Love transcends

When you hold an infant in your arms, you have a sense of holding the future. This tiny person will grow into an adult who will likely outlive you, who will go places you will never go, do things you have never done, and see things you have never seen. Holding an infant is a reminder that we are all finite. We have limits. We do not go on forever. We can’t do it all. We can’t have it all. And somehow, holding an infant makes that reality acceptable. It seems right that this tiny person will reach beyond our limits.

I remember holding our children when they were babies and wondering what kinds of lives they might lead. Their great grandparents saw the world change from horse and buggy to humans traveling in space. They witnessed a revolution in transportation. The first practical automobiles came after they were born and they lived to themselves travel on jet airplanes. As I held our children, it seemed to me quite possible that they would live to travel into space and beyond. What I couldn’t imagine at the time was what a revolution in information technology and communications would come in their lifetimes. They are not yet out of their thirties and so much has changed in their lifetimes. Our children are the first generation to not remember life before personal computers. Our family got our first personal computer after they were born, but when they were so young that they don’t remember the event. Now we all carry complex computers in our pockets in the form of cell phones.
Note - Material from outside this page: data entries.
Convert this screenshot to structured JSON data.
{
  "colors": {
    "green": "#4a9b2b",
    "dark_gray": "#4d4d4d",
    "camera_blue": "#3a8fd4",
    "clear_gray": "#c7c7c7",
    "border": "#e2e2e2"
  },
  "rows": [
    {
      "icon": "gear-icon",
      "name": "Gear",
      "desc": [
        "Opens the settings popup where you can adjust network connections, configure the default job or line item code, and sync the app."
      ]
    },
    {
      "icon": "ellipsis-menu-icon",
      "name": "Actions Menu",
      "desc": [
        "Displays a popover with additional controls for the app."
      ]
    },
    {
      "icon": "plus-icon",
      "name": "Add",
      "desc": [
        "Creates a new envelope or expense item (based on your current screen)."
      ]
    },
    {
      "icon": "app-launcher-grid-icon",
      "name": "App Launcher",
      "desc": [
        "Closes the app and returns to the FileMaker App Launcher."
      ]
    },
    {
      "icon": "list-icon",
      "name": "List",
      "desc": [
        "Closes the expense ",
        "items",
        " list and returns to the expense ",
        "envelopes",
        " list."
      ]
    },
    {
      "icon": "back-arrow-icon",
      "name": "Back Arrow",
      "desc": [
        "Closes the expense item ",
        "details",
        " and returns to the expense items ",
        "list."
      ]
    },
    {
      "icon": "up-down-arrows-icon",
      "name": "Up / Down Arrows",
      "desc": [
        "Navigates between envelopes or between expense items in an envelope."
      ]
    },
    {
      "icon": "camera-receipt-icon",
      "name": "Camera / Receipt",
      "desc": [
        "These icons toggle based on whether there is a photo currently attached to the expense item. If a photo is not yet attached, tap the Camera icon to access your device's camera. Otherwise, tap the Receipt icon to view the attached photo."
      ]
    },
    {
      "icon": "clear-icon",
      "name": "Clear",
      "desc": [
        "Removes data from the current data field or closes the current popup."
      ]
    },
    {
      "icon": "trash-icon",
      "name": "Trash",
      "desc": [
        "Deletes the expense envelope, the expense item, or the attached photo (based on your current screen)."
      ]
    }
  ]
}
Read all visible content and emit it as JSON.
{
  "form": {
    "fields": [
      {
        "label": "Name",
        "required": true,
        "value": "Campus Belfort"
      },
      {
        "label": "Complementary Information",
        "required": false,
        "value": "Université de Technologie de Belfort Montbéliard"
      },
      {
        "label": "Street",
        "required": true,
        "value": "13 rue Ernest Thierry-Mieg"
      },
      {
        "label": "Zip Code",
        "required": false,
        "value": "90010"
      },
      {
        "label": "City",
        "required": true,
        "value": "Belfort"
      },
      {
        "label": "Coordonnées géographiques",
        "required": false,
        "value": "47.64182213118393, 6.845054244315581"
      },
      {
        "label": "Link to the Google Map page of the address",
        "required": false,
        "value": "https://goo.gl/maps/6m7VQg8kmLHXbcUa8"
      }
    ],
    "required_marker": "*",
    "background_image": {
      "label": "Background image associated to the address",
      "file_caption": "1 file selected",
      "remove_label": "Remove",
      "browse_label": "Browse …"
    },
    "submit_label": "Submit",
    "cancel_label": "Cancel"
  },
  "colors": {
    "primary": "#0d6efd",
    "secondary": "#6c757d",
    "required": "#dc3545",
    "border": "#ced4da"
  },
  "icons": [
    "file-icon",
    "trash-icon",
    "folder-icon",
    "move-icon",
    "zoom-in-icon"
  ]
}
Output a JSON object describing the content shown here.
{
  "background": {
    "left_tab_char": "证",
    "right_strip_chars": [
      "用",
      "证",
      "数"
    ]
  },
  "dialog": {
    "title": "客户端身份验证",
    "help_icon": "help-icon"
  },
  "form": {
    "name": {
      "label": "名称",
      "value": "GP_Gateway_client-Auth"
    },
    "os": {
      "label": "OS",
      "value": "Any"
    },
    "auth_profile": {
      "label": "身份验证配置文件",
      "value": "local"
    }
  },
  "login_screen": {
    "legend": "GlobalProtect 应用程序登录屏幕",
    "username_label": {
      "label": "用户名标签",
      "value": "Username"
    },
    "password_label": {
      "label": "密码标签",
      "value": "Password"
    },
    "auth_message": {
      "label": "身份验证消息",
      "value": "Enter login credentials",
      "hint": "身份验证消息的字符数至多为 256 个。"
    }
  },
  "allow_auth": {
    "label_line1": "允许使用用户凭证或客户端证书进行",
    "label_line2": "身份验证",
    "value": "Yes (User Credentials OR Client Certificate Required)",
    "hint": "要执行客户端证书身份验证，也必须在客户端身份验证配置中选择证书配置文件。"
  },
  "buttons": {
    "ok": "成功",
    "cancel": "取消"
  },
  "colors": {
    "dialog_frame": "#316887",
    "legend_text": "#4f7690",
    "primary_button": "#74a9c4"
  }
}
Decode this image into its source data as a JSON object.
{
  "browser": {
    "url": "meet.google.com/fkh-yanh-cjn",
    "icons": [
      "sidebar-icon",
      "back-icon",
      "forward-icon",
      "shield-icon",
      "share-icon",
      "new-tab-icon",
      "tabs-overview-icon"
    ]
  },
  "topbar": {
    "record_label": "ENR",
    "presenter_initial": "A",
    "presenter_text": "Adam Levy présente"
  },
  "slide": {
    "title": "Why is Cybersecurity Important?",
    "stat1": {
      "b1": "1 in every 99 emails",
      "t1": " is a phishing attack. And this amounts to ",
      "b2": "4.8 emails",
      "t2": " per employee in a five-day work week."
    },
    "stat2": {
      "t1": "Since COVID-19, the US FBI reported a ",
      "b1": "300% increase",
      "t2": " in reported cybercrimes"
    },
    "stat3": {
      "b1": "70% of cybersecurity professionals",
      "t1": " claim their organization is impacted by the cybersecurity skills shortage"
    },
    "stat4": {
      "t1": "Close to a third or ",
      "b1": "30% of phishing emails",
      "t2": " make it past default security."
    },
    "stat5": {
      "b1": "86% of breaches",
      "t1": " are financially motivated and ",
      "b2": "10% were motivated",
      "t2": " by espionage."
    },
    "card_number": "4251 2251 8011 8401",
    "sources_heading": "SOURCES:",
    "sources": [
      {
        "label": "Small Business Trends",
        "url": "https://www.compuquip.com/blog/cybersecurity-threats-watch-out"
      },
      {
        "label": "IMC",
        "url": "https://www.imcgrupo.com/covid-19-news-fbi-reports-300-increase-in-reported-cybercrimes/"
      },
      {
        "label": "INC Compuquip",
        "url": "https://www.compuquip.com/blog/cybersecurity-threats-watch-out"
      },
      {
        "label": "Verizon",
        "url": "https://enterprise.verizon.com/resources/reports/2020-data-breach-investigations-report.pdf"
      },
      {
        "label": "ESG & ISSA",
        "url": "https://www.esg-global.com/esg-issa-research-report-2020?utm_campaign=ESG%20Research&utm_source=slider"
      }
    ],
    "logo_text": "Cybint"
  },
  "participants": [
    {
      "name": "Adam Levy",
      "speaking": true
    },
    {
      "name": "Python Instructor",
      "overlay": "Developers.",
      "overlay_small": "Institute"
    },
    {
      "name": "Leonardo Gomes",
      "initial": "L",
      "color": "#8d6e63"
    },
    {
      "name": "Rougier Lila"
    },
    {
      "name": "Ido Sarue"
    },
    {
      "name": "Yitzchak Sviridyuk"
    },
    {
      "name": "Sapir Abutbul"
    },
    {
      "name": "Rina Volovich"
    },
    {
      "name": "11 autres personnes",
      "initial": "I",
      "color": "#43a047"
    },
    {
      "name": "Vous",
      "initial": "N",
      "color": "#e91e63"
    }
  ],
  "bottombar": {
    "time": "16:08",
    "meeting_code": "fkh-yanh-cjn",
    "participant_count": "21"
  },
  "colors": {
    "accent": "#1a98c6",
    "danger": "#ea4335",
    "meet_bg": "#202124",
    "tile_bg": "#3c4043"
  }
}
I didn’t see that particular change coming as quickly as it did.

Now I hold our grandchildren in my arms and try to imagine the world they will see. I know that my imagination is insufficient to predict the wonders of their world.

We raised our children to be independent. We taught them to take responsibility for their own decisions and actions. We encouraged them to go places and do things that we had never done. As high school students, both of our children traveled to Japan as parts of sister city exchanged. We stayed at home and didn’t make the grand trips with them, but felt the trips as investments in their futures and an extension of our family beyond its normal limits. We hosted an exchange student in our home for a year as a way of reaching out and extending family relationships beyond the limits of our own travels. I was not able to imagine, in those days, that one of our children would live in Japan for part of her life. I did not imagine that we might make trips to Japan two years in a row.

And now, here we are, nearing the end of our second trip to Japan in as many years. We have a grandson who was born in Japan and to whom global travel is just a way of life. He is five weeks old and he already has his own passport. It has a really cute picture of him, too. All of our grandchildren have their own passports.

I grew up not too far from the Canadian border in the days when no passport was required to travel between the two countries. I didn’t take a trip that required a passport until I was 25 years old. Our children got their first passports when they were teenagers. Our grandchildren got them as infants. That revolution in transportation that our grandparents witnessed is continuing. Global travel is an option for many people.

Of course there is a downside to having such independent children. We encouraged them to choose their own paths in life and those paths are exciting to us. They also take our children and our grandchildren far from the place we call home. We have the luxury of travel for only a brief period of our lives. As we age, health and finances will limit our ability to travel. We won’t be able to take trips across oceans every year of our lives. We will have to figure out other ways to remain close and to nurture our connections as a family.

Yesterday, as we were talking with our daughter about our trip home, she told us that she was concerned about the long drive we will make after the big flight to the U.S. She knows how tired flying long distances and changing so many time zones can make a person and she is concerned that we will be driving. Her advice about taking care of each other and making sure that we don’t drive when we are tired was an echo of similar concerns that we have expressed to her when she has traveled. Our children grow up to be adults who give us parental advice. Then she added that if we were to have a need she would hop on a plane with her son and come to help us. I have no doubt that she would. I know that her brother would do whatever he was able as well. Of course, we want to take great care so that we don’t make the kind of mistake that requires our children to rush to our rescue. Still, it is great to know that they will be there for us when we need them.

Sending our children off on big adventures when they were young was difficult. It wasn’t easy to say good bye. Even though we chose programs and adventures with care, we knew that they were traveling beyond our reach. We knew that they were spreading their wings beyond our scope of experience. We worried when they traveled and we were delighted when they returned home. Now both of them call places that are very distant home. We have had the great luxury of travel to visit them in their homes, but for now we cannot linger. This year we go back to South Dakota and to our work and to our lives in different places. Our love and our family has to be bigger than any one place. Our grandchildren will continue to grow beyond our reach.

Transcendence is no longer an academic term for me - an idea that is fun to study and discern. It is a reality. Love is bigger than the distances that separate us. As hard as it is to say good bye, it is the right thing to do. We will remain connected despite the distances.

Copyright (c) 2019 by Ted E. Huffman. I wrote this. If you would like to share it, please direct your friends to my web site. If you'd like permission to copy, please send me an email. Thanks!